**WHAT TO PRODUCE**
Could you copy out every line of the data where the word "JSON" occurs?

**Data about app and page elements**
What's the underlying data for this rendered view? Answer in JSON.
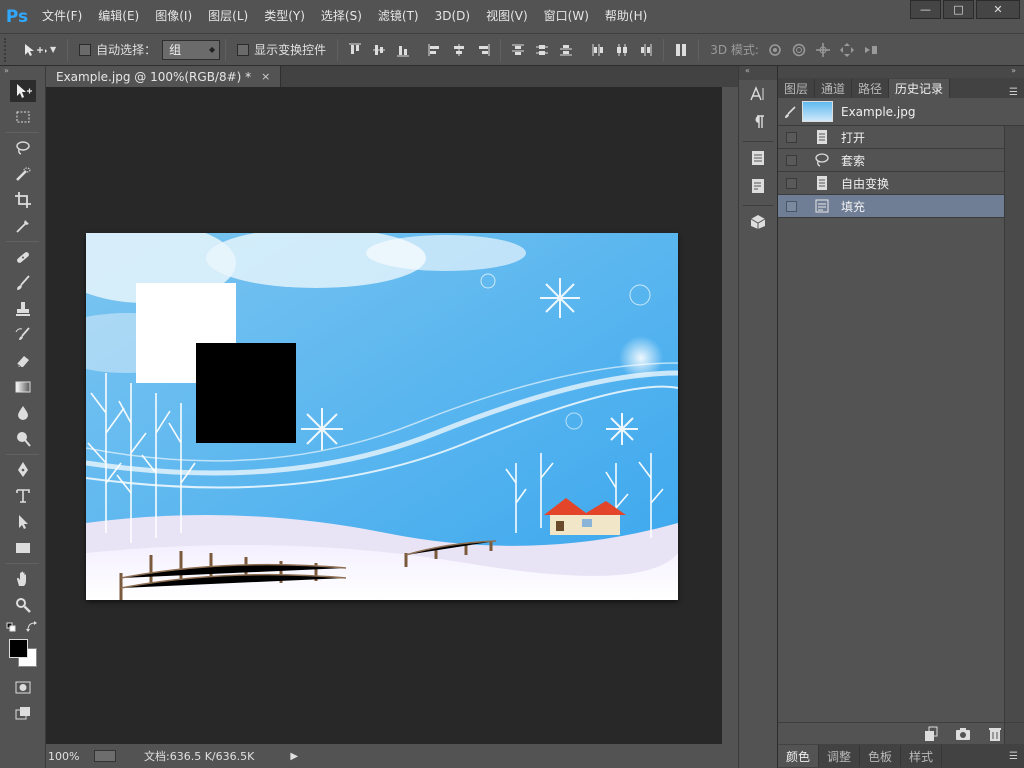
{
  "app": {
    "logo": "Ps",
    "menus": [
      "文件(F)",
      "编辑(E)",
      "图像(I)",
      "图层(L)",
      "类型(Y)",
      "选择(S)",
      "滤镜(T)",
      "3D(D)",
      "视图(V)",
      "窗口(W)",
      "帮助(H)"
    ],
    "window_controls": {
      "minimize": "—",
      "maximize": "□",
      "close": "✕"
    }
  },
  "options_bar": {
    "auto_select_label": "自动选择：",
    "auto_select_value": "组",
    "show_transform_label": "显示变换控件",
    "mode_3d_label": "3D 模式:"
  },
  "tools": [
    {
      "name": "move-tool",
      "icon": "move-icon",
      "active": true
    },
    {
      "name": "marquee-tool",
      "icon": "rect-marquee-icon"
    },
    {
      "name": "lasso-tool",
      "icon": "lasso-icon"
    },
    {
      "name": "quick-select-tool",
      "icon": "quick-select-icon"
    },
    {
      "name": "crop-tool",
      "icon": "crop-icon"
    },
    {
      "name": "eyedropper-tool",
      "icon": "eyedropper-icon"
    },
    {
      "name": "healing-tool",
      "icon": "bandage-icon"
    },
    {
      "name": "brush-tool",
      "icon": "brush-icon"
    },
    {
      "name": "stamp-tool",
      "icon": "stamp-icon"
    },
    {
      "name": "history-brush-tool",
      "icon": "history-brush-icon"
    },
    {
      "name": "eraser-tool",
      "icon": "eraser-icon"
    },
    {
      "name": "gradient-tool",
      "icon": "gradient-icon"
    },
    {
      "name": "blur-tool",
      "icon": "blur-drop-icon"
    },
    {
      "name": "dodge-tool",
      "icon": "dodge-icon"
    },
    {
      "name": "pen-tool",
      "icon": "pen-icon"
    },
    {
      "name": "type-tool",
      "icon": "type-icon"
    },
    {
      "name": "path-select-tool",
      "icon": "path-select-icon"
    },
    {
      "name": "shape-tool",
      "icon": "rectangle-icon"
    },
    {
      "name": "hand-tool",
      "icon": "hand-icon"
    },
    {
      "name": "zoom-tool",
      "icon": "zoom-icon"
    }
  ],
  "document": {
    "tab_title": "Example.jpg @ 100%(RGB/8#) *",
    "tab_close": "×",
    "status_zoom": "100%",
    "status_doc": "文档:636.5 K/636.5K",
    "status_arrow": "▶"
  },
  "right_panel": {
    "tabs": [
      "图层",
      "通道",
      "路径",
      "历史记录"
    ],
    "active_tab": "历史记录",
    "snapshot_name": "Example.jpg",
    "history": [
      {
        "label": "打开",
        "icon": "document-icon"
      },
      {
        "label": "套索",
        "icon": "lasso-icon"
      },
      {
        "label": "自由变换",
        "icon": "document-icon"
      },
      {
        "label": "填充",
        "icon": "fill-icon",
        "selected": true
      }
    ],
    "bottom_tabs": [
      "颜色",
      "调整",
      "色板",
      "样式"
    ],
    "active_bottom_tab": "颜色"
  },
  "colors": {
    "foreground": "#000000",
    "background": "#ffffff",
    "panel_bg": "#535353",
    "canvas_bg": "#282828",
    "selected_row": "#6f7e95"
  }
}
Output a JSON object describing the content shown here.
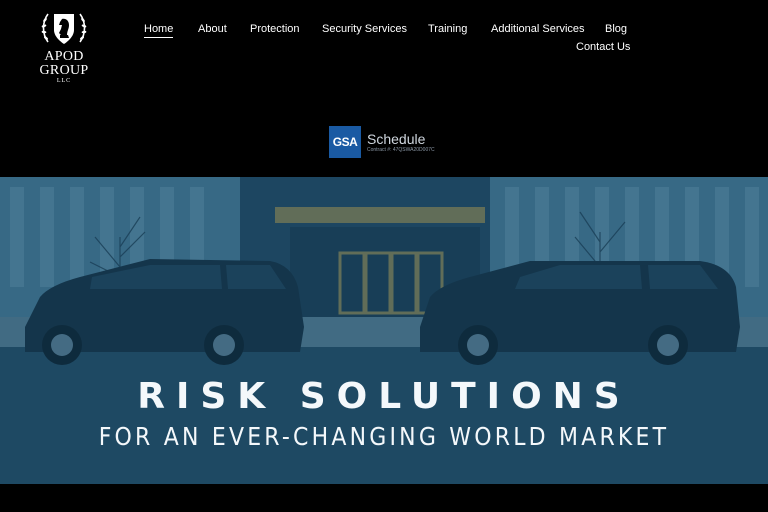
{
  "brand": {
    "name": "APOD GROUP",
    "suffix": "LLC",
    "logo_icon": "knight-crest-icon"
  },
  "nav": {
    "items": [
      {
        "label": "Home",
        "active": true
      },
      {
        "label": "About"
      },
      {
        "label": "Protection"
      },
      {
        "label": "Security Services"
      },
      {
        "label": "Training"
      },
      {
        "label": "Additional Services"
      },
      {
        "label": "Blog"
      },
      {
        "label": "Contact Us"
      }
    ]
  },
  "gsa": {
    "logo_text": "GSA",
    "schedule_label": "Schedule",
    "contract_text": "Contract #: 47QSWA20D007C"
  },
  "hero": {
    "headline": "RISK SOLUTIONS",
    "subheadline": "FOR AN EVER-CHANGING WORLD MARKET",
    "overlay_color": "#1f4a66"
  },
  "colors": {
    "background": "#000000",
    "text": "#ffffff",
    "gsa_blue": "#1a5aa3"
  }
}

**RESULT**
What's the underlying data for this rendered view? Answer in JSON.
Output a JSON object describing the content shown here.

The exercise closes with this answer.